From Middle English *pound, pond, from Old English *pund (“an inclosure”), attested by pyndan ("to enclose, shut up, dam, impound"). Compare also Old English pynd ("a cistern, lake").

from Wiktionary, Creative Commons Attribution/Share-Alike License

From Middle English, from Old English pund ("a pound, weight"), from Proto-Germanic *pundan (“pound, weight”), an early borrowing from Latin pondō ("by weight"), ablative form of pondus ("weight"), from Proto-Indo-European *pend-, *spend- (“to pull, stretch”). Cognate with Dutch pond, German Pfund, Swedish pund.

from Wiktionary, Creative Commons Attribution/Share-Alike License

From an alteration of earlier poun, pown, from Middle English pounen, from Old English pūnian ("to pound, beat, bray, bruise, crush"), from Proto-Germanic *pūnōnan (“to break to pieces, pulverise”). Related to Saterland Frisian Pün ("debris, fragments"), Dutch puin ("debris, fragments, rubbish"), Low German pun ("fragments"). Perhaps influenced by Etymology 2 Middle English *pound, pond, from Old English *pund, pynd, in relation to the hollow mortar for pounding with the pestle.

Examples

  • Results have shown sustained weightloss comparable to dieting clubs but £pound for lb pound it's far cheaper.

    Releases feed from RealWire

  • Results have shown sustained weightloss comparable to dieting clubs but £pound for lb pound it's far cheaper.

    Releases feed from RealWire

  • Results have shown sustained weightloss comparable to dieting clubs but £pound for lb pound it's far cheaper.

    Releases feed from RealWire

  • It's about $35 / pound, available in ½-pound and 1-pound packages. www. justcured.com

    Cincinnati.Com - All Local News

  • The first of them was state assembly member Nathan Fletcher R-San Diego, who recently introduced legislation eliminating the term "pound" from the state's legal vocabulary in favor of "animal shelter."

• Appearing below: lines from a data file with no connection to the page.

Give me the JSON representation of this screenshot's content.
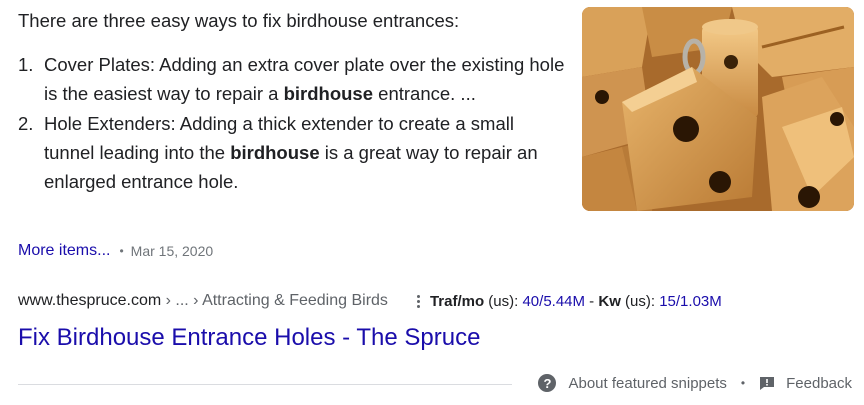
{
  "snippet": {
    "intro": "There are three easy ways to fix birdhouse entrances:",
    "steps": [
      {
        "number": "1.",
        "before": "Cover Plates: Adding an extra cover plate over the existing hole is the easiest way to repair a ",
        "bold": "birdhouse",
        "after": " entrance. ..."
      },
      {
        "number": "2.",
        "before": "Hole Extenders: Adding a thick extender to create a small tunnel leading into the ",
        "bold": "birdhouse",
        "after": " is a great way to repair an enlarged entrance hole."
      }
    ],
    "more_items": "More items...",
    "separator": "•",
    "date": "Mar 15, 2020",
    "image_icon": "wooden-birdhouses-photo"
  },
  "result": {
    "domain": "www.thespruce.com",
    "breadcrumb": " › ... › Attracting & Feeding Birds",
    "metrics": {
      "traf_label": "Traf/mo",
      "traf_region": " (us): ",
      "traf_value": "40/5.44M",
      "dash": " - ",
      "kw_label": "Kw",
      "kw_region": " (us): ",
      "kw_value": "15/1.03M"
    },
    "title": "Fix Birdhouse Entrance Holes - The Spruce"
  },
  "footer": {
    "help_icon": "?",
    "about": "About featured snippets",
    "separator": "•",
    "feedback": "Feedback"
  },
  "colors": {
    "link": "#1a0dab",
    "text": "#202124",
    "secondary": "#70757a",
    "divider": "#dadce0"
  }
}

    SFGate: Top News Stories

  • The first of them was state assembly member Nathan Fletcher R-San Diego, who recently introduced legislation eliminating the term "pound" from the state's legal vocabulary in favor of "animal shelter."

    SFGate: Top News Stories

  • But fifty cents a pound is a thousand dollars a ton, and his fifteen hundred pounds had exhausted his emergency fund and left him stranded at the Tantalus point where each day he saw the fresh-whipsawed boats departing for Dawson.

    THE ONE THOUSAND DOZEN

  • The very best kind of cake, in my experience, is the simplest; a richly flavored quatre quarts, what we call pound cake.

    Why Fancy Cakes Can Taste So Crummy

  • But fifty cents a pound is a thousand dollars a ton, and his fifteen hundred pounds had exhausted his emergency fund and left him stranded at the Tantalus point where each day he saw the fresh-whipsawed boats departing for Dawson.

    The One Thousand Dozen

  • Goldstein feels the same way about the word "pound," likening it to a jail, and saying it carries an implication of something being done on the cheap.

    SFGate: Top News Stories

Comments

Log in or sign up to get involved in the conversation. It's quick and easy.

  • Some people are very patient with me:

    Dear bilby,

    > How do I change interface to metric? Pounds are where we keep stray dogs.

    We don't support metric at the moment -- it's on the todo list. Sorry about that.

    Steve S.

    October 28, 2009